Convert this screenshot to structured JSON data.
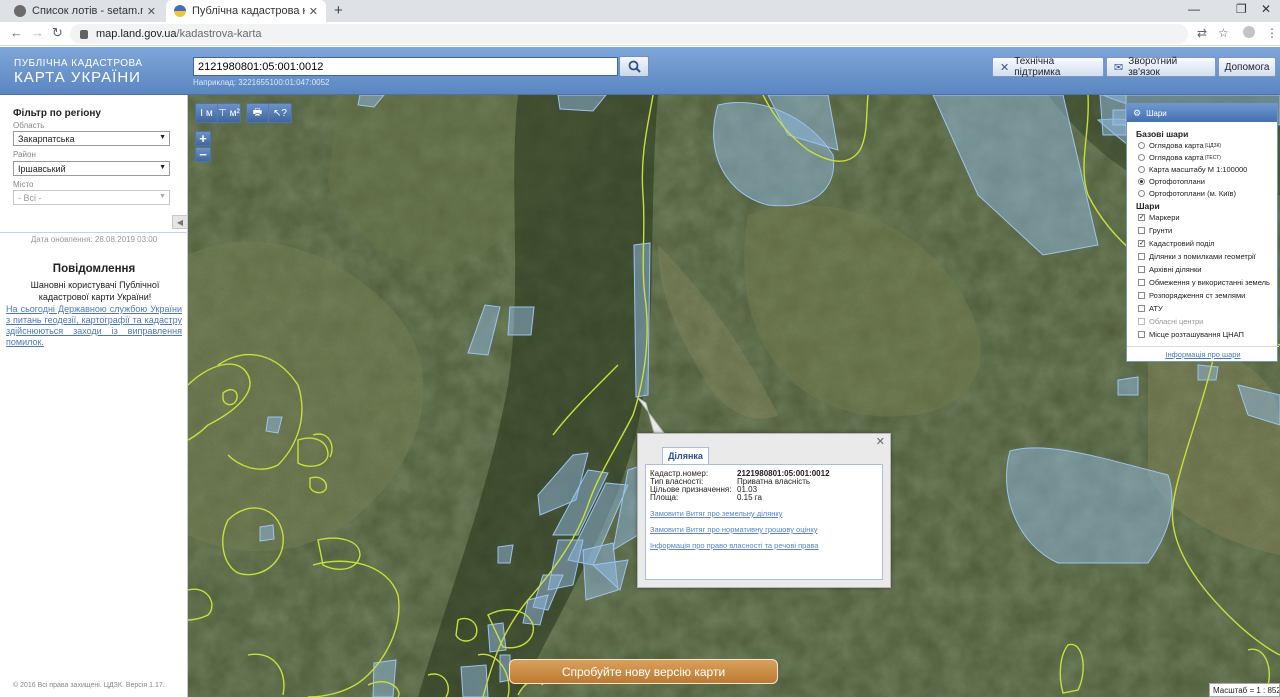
{
  "browser": {
    "tabs": [
      {
        "title": "Список лотів - setam.net.ua",
        "active": false
      },
      {
        "title": "Публічна кадастрова карта Укр",
        "active": true
      }
    ],
    "url_host": "map.land.gov.ua",
    "url_path": "/kadastrova-karta"
  },
  "header": {
    "logo_line1": "ПУБЛІЧНА КАДАСТРОВА",
    "logo_line2": "КАРТА УКРАЇНИ",
    "search_value": "2121980801:05:001:0012",
    "search_hint": "Наприклад: 3221655100:01:047:0052",
    "support_label": "Технічна підтримка",
    "feedback_label": "Зворотний зв'язок",
    "help_label": "Допомога"
  },
  "filter": {
    "title": "Фільтр по регіону",
    "oblast_label": "Область",
    "oblast_value": "Закарпатська",
    "rayon_label": "Район",
    "rayon_value": "Іршавський",
    "city_label": "Місто",
    "city_value": "- Всі -",
    "updated": "Дата оновлення: 28.08.2019 03:00"
  },
  "message": {
    "title": "Повідомлення",
    "body": "Шановні користувачі Публічної кадастрової карти України!",
    "link": "На сьогодні Державною службою України з питань геодезії, картографії та кадастру здійснюються заходи із виправлення помилок."
  },
  "footer": {
    "copyright": "© 2016 Всі права захищені. ЦДЗК. Версія 1.17."
  },
  "toolbar": {
    "measure_line": "I м",
    "measure_area": "⊤ м²",
    "print": "🖶",
    "info": "↖?"
  },
  "zoom": {
    "in": "+",
    "out": "−"
  },
  "parcel": {
    "tab": "Ділянка",
    "fields": [
      {
        "k": "Кадастр.номер:",
        "v": "2121980801:05:001:0012",
        "bold": true
      },
      {
        "k": "Тип власності:",
        "v": "Приватна власність"
      },
      {
        "k": "Цільове призначення:",
        "v": "01.03"
      },
      {
        "k": "Площа:",
        "v": "0.15 га"
      }
    ],
    "link1": "Замовити Витяг про земельну ділянку",
    "link2": "Замовити Витяг про нормативну грошову оцінку",
    "link3": "Інформація про право власності та речові права"
  },
  "layers": {
    "title": "Шари",
    "base_title": "Базові шари",
    "base": [
      {
        "label": "Оглядова карта",
        "sup": "(ЦДЗК)",
        "on": false
      },
      {
        "label": "Оглядова карта",
        "sup": "(ТЕСТ)",
        "on": false
      },
      {
        "label": "Карта масштабу М 1:100000",
        "sup": "",
        "on": false
      },
      {
        "label": "Ортофотоплани",
        "sup": "",
        "on": true
      },
      {
        "label": "Ортофотоплани (м. Київ)",
        "sup": "",
        "on": false
      }
    ],
    "layers_title": "Шари",
    "items": [
      {
        "label": "Маркери",
        "on": true,
        "dis": false
      },
      {
        "label": "Грунти",
        "on": false,
        "dis": false
      },
      {
        "label": "Кадастровий поділ",
        "on": true,
        "dis": false
      },
      {
        "label": "Ділянки з помилками геометрії",
        "on": false,
        "dis": false
      },
      {
        "label": "Архівні ділянки",
        "on": false,
        "dis": false
      },
      {
        "label": "Обмеження у використанні земель",
        "on": false,
        "dis": false
      },
      {
        "label": "Розпорядження ст землями",
        "on": false,
        "dis": false
      },
      {
        "label": "АТУ",
        "on": false,
        "dis": false
      },
      {
        "label": "Обласні центри",
        "on": false,
        "dis": true
      },
      {
        "label": "Місце розташування ЦНАП",
        "on": false,
        "dis": false
      }
    ],
    "info_link": "Інформація про шари"
  },
  "new_version": "Спробуйте нову версію карти",
  "scale": "Масштаб = 1 : 852",
  "colors": {
    "header": "#5b86c1",
    "parcel_fill": "#8fb7e0",
    "boundary": "#c8e03a",
    "link": "#4d78b8"
  }
}
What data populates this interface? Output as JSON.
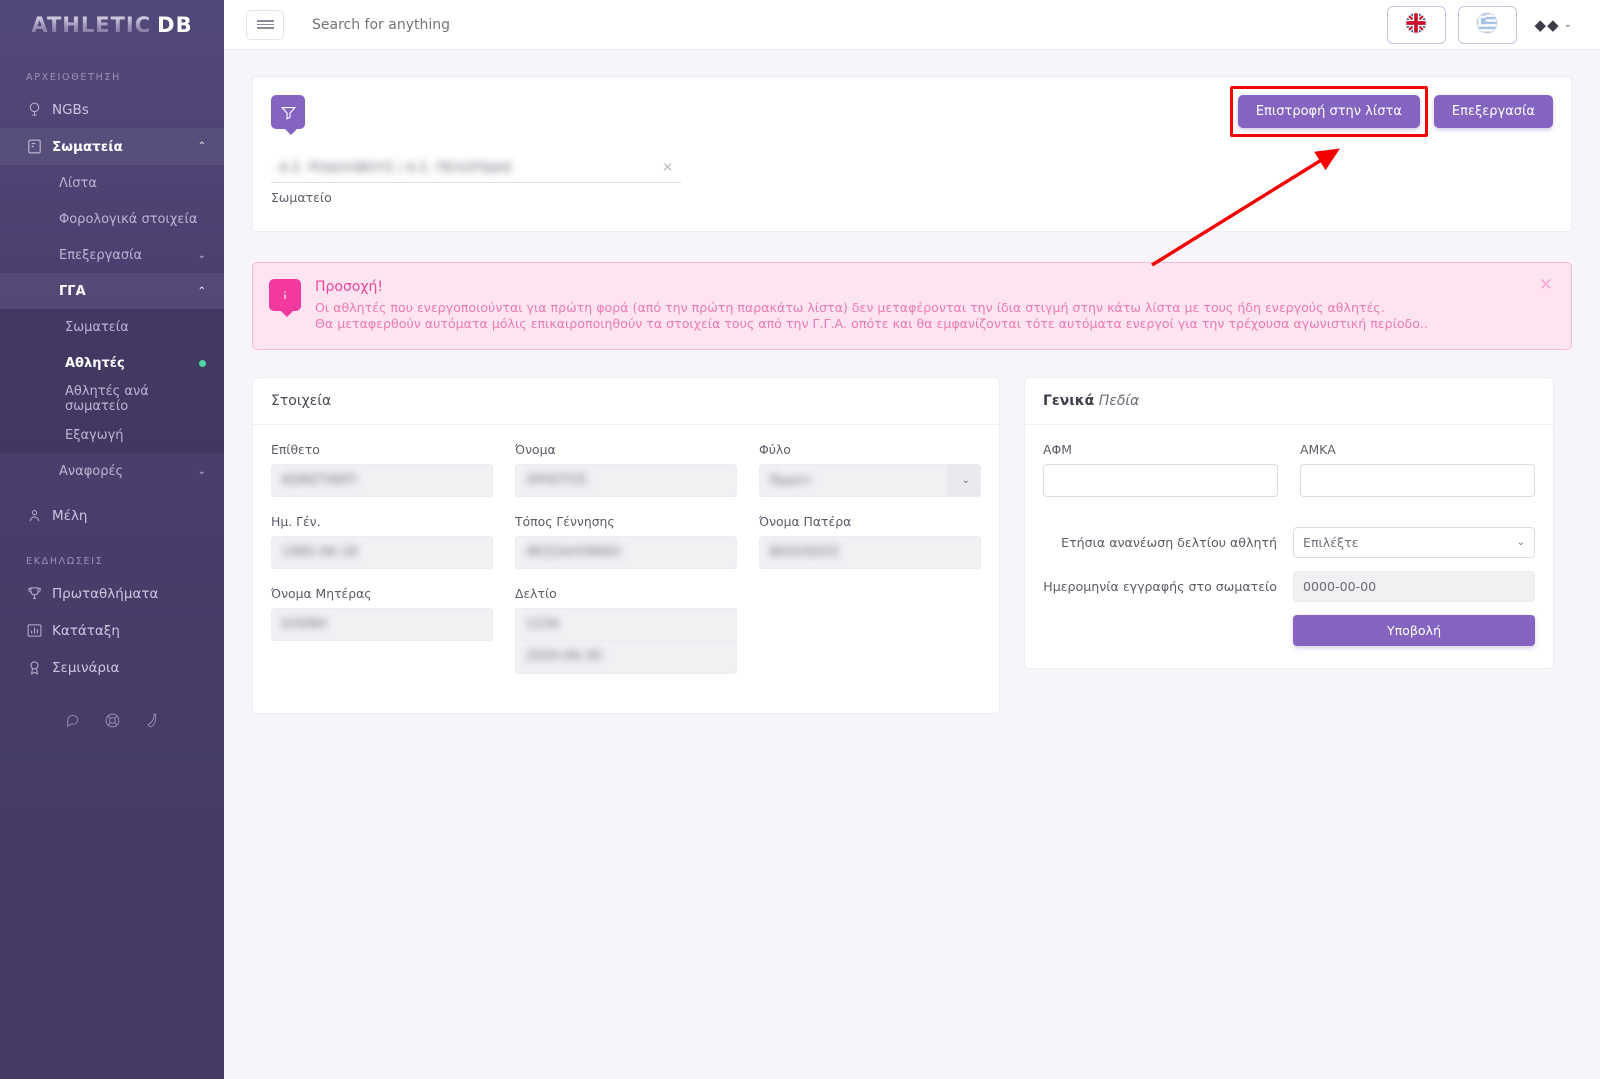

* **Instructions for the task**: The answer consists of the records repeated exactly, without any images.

* **Solution below**:
Convert this screenshot to structured JSON data.
{
  "browser": {
    "tabs": [
      {
        "title": "Список лотів - setam.net.ua",
        "active": false
      },
      {
        "title": "Публічна кадастрова карта Укр",
        "active": true
      }
    ],
    "url_host": "map.land.gov.ua",
    "url_path": "/kadastrova-karta"
  },
  "header": {
    "logo_line1": "ПУБЛІЧНА КАДАСТРОВА",
    "logo_line2": "КАРТА УКРАЇНИ",
    "search_value": "2121980801:05:001:0012",
    "search_hint": "Наприклад: 3221655100:01:047:0052",
    "support_label": "Технічна підтримка",
    "feedback_label": "Зворотний зв'язок",
    "help_label": "Допомога"
  },
  "filter": {
    "title": "Фільтр по регіону",
    "oblast_label": "Область",
    "oblast_value": "Закарпатська",
    "rayon_label": "Район",
    "rayon_value": "Іршавський",
    "city_label": "Місто",
    "city_value": "- Всі -",
    "updated": "Дата оновлення: 28.08.2019 03:00"
  },
  "message": {
    "title": "Повідомлення",
    "body": "Шановні користувачі Публічної кадастрової карти України!",
    "link": "На сьогодні Державною службою України з питань геодезії, картографії та кадастру здійснюються заходи із виправлення помилок."
  },
  "footer": {
    "copyright": "© 2016 Всі права захищені. ЦДЗК. Версія 1.17."
  },
  "toolbar": {
    "measure_line": "I м",
    "measure_area": "⊤ м²",
    "print": "🖶",
    "info": "↖?"
  },
  "zoom": {
    "in": "+",
    "out": "−"
  },
  "parcel": {
    "tab": "Ділянка",
    "fields": [
      {
        "k": "Кадастр.номер:",
        "v": "2121980801:05:001:0012",
        "bold": true
      },
      {
        "k": "Тип власності:",
        "v": "Приватна власність"
      },
      {
        "k": "Цільове призначення:",
        "v": "01.03"
      },
      {
        "k": "Площа:",
        "v": "0.15 га"
      }
    ],
    "link1": "Замовити Витяг про земельну ділянку",
    "link2": "Замовити Витяг про нормативну грошову оцінку",
    "link3": "Інформація про право власності та речові права"
  },
  "layers": {
    "title": "Шари",
    "base_title": "Базові шари",
    "base": [
      {
        "label": "Оглядова карта",
        "sup": "(ЦДЗК)",
        "on": false
      },
      {
        "label": "Оглядова карта",
        "sup": "(ТЕСТ)",
        "on": false
      },
      {
        "label": "Карта масштабу М 1:100000",
        "sup": "",
        "on": false
      },
      {
        "label": "Ортофотоплани",
        "sup": "",
        "on": true
      },
      {
        "label": "Ортофотоплани (м. Київ)",
        "sup": "",
        "on": false
      }
    ],
    "layers_title": "Шари",
    "items": [
      {
        "label": "Маркери",
        "on": true,
        "dis": false
      },
      {
        "label": "Грунти",
        "on": false,
        "dis": false
      },
      {
        "label": "Кадастровий поділ",
        "on": true,
        "dis": false
      },
      {
        "label": "Ділянки з помилками геометрії",
        "on": false,
        "dis": false
      },
      {
        "label": "Архівні ділянки",
        "on": false,
        "dis": false
      },
      {
        "label": "Обмеження у використанні земель",
        "on": false,
        "dis": false
      },
      {
        "label": "Розпорядження ст землями",
        "on": false,
        "dis": false
      },
      {
        "label": "АТУ",
        "on": false,
        "dis": false
      },
      {
        "label": "Обласні центри",
        "on": false,
        "dis": true
      },
      {
        "label": "Місце розташування ЦНАП",
        "on": false,
        "dis": false
      }
    ],
    "info_link": "Інформація про шари"
  },
  "new_version": "Спробуйте нову версію карти",
  "scale": "Масштаб = 1 : 852",
  "colors": {
    "header": "#5b86c1",
    "parcel_fill": "#8fb7e0",
    "boundary": "#c8e03a",
    "link": "#4d78b8"
  }
}
What data populates this interface? Output as JSON.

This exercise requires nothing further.